**WHAT NEEDS TO BE DONE**
When you copy the listing, reproduce each line as it appears and omit every image.

START SOURCE RECORDS

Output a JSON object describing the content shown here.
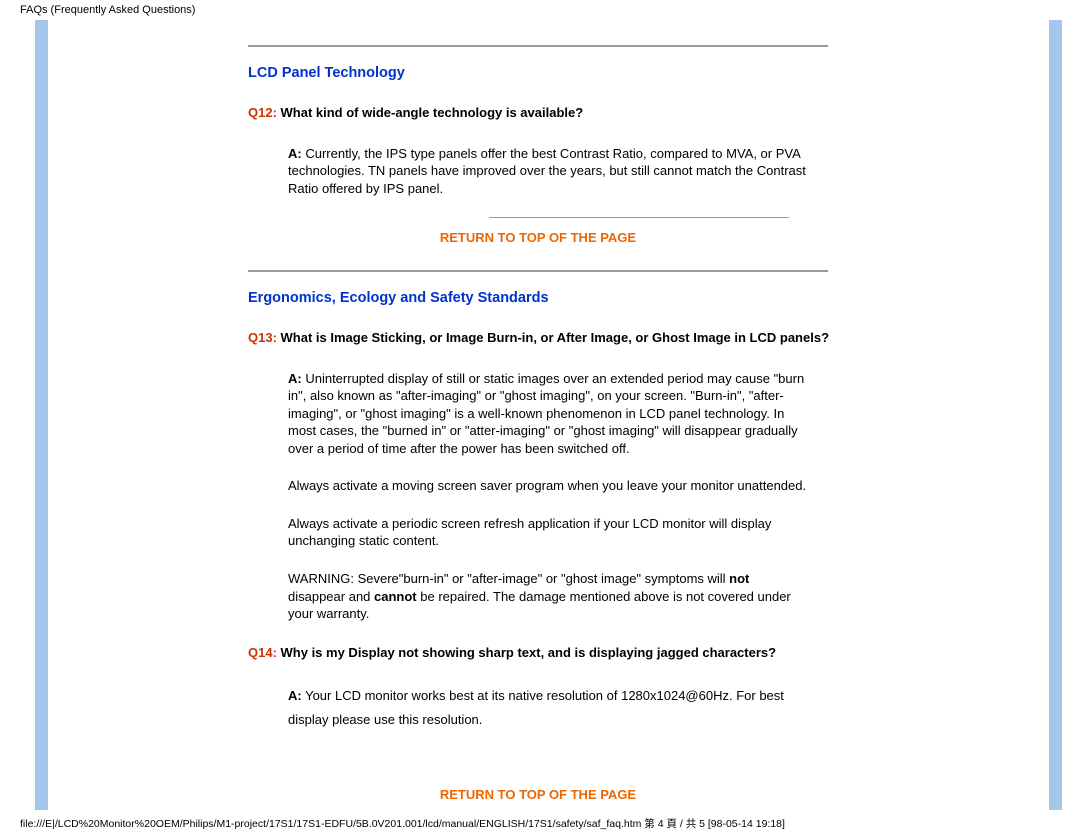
{
  "header": "FAQs (Frequently Asked Questions)",
  "section1": {
    "title": "LCD Panel Technology",
    "q12_num": "Q12:",
    "q12_text": " What kind of wide-angle technology is available?",
    "q12_a_letter": "A:",
    "q12_answer": " Currently, the IPS type panels offer the best Contrast Ratio, compared to MVA, or PVA technologies.  TN panels have improved over the years, but still cannot match the Contrast Ratio offered by IPS panel.",
    "return1": "RETURN TO TOP OF THE PAGE"
  },
  "section2": {
    "title": "Ergonomics, Ecology and Safety Standards",
    "q13_num": "Q13:",
    "q13_text": " What is Image Sticking, or Image Burn-in, or After Image, or Ghost Image in LCD panels?",
    "q13_a_letter": "A:",
    "q13_p1": " Uninterrupted display of still or static images over an extended period may cause \"burn in\", also known as \"after-imaging\" or \"ghost imaging\", on your screen. \"Burn-in\", \"after-imaging\", or \"ghost imaging\" is a well-known phenomenon in LCD panel technology. In most cases, the \"burned in\" or \"atter-imaging\" or \"ghost imaging\" will disappear gradually over a period of time after the power has been switched off.",
    "q13_p2": "Always activate a moving screen saver program when you leave your monitor unattended.",
    "q13_p3": "Always activate a periodic screen refresh application if your LCD monitor will display unchanging static content.",
    "q13_warn_pre": "WARNING: Severe\"burn-in\" or \"after-image\" or \"ghost image\" symptoms will ",
    "q13_not": "not",
    "q13_warn_mid": " disappear and ",
    "q13_cannot": "cannot",
    "q13_warn_post": " be repaired. The damage mentioned above is not covered under your warranty.",
    "q14_num": "Q14:",
    "q14_text": " Why is my Display not showing sharp text, and is displaying jagged characters?",
    "q14_a_letter": "A:",
    "q14_answer": " Your LCD monitor works best at its native resolution of 1280x1024@60Hz. For best display please use this resolution.",
    "return2": "RETURN TO TOP OF THE PAGE"
  },
  "footer": "file:///E|/LCD%20Monitor%20OEM/Philips/M1-project/17S1/17S1-EDFU/5B.0V201.001/lcd/manual/ENGLISH/17S1/safety/saf_faq.htm 第 4 頁 / 共 5  [98-05-14 19:18]"
}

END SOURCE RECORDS

**ANSWER SECTION**
Output a JSON object describing the content shown here.
{
  "header": "FAQs (Frequently Asked Questions)",
  "section1": {
    "title": "LCD Panel Technology",
    "q12_num": "Q12:",
    "q12_text": " What kind of wide-angle technology is available?",
    "q12_a_letter": "A:",
    "q12_answer": " Currently, the IPS type panels offer the best Contrast Ratio, compared to MVA, or PVA technologies.  TN panels have improved over the years, but still cannot match the Contrast Ratio offered by IPS panel.",
    "return1": "RETURN TO TOP OF THE PAGE"
  },
  "section2": {
    "title": "Ergonomics, Ecology and Safety Standards",
    "q13_num": "Q13:",
    "q13_text": " What is Image Sticking, or Image Burn-in, or After Image, or Ghost Image in LCD panels?",
    "q13_a_letter": "A:",
    "q13_p1": " Uninterrupted display of still or static images over an extended period may cause \"burn in\", also known as \"after-imaging\" or \"ghost imaging\", on your screen. \"Burn-in\", \"after-imaging\", or \"ghost imaging\" is a well-known phenomenon in LCD panel technology. In most cases, the \"burned in\" or \"atter-imaging\" or \"ghost imaging\" will disappear gradually over a period of time after the power has been switched off.",
    "q13_p2": "Always activate a moving screen saver program when you leave your monitor unattended.",
    "q13_p3": "Always activate a periodic screen refresh application if your LCD monitor will display unchanging static content.",
    "q13_warn_pre": "WARNING: Severe\"burn-in\" or \"after-image\" or \"ghost image\" symptoms will ",
    "q13_not": "not",
    "q13_warn_mid": " disappear and ",
    "q13_cannot": "cannot",
    "q13_warn_post": " be repaired. The damage mentioned above is not covered under your warranty.",
    "q14_num": "Q14:",
    "q14_text": " Why is my Display not showing sharp text, and is displaying jagged characters?",
    "q14_a_letter": "A:",
    "q14_answer": " Your LCD monitor works best at its native resolution of 1280x1024@60Hz. For best display please use this resolution.",
    "return2": "RETURN TO TOP OF THE PAGE"
  },
  "footer": "file:///E|/LCD%20Monitor%20OEM/Philips/M1-project/17S1/17S1-EDFU/5B.0V201.001/lcd/manual/ENGLISH/17S1/safety/saf_faq.htm 第 4 頁 / 共 5  [98-05-14 19:18]"
}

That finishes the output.